Send high-res photos easily with this iCloud-enabled trick
Have you ever tried to diagnose a computer problem over the telephone? It’s incredibly frustrating—usually because the person at the other end inevitably doesn’t understand much about computers. You might be surprised just how many people aren’t especially tech savvy. This is particularly problematic for photographers who want to send those...
Learn to overcome the challenges of winter subjects
Text & Photography by Brian Matiash
Snow is a challenging element to include in a composition. It can wreak havoc with exposure and make it difficult to direct your viewers. However, when you get a lock on proper exposure settings and add more prominent colors, it can be magical.
Shooting photos in snowy conditions brings with it a number of technical and compositional challenges that...
How sports photographer Paul Kitagaki Jr. captures that unexpected moment
By Mark Edward Harris / Photography By Paul Kitagaki Jr.
Shawn Johnson (U.S.A.) captures the silver medal in the women’s individual all-around competition at the 2008 Olympics on Friday, Aug. 15, 2008, in Beijing, China.

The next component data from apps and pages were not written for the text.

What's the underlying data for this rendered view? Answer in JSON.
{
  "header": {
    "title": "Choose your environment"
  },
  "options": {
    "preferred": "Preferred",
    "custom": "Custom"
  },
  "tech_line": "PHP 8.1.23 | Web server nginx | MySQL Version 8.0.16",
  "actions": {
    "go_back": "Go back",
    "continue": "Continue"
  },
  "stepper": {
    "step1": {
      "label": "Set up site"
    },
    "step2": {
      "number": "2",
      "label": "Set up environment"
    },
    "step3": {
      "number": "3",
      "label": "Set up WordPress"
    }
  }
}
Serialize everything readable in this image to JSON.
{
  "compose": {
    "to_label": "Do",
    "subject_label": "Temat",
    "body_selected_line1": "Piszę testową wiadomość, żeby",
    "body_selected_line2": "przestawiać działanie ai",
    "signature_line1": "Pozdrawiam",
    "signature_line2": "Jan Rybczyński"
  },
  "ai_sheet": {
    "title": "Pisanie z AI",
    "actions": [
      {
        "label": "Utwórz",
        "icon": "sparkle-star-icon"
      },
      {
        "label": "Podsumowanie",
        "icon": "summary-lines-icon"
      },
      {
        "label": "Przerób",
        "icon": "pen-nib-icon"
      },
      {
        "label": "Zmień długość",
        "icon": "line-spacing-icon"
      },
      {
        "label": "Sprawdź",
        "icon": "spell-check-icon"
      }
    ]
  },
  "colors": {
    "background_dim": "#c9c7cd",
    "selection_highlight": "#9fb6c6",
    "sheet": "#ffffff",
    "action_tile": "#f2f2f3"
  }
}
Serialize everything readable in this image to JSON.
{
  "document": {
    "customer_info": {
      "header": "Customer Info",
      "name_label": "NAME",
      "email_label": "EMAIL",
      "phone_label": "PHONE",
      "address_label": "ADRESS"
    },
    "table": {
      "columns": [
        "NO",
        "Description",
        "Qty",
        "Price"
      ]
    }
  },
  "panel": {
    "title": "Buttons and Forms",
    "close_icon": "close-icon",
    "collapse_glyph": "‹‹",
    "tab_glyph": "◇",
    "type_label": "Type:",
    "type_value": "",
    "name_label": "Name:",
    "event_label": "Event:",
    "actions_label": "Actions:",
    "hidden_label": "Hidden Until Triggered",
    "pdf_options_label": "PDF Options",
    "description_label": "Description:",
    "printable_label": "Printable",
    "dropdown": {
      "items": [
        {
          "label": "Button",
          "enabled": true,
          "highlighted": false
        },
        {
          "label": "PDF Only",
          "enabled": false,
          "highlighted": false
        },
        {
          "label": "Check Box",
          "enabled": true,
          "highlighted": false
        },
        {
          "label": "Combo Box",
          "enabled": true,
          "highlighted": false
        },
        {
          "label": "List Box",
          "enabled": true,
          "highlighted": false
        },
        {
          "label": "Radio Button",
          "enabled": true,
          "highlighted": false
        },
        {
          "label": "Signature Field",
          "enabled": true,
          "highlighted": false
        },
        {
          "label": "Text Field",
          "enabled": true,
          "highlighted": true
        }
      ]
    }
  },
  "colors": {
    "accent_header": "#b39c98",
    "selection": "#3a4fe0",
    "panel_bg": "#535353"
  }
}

Like the athletes they capture, photographers have been gearing up for the 2020 Olympics in Tokyo. Both have to be at the peak of their games to produce the desired outcomes.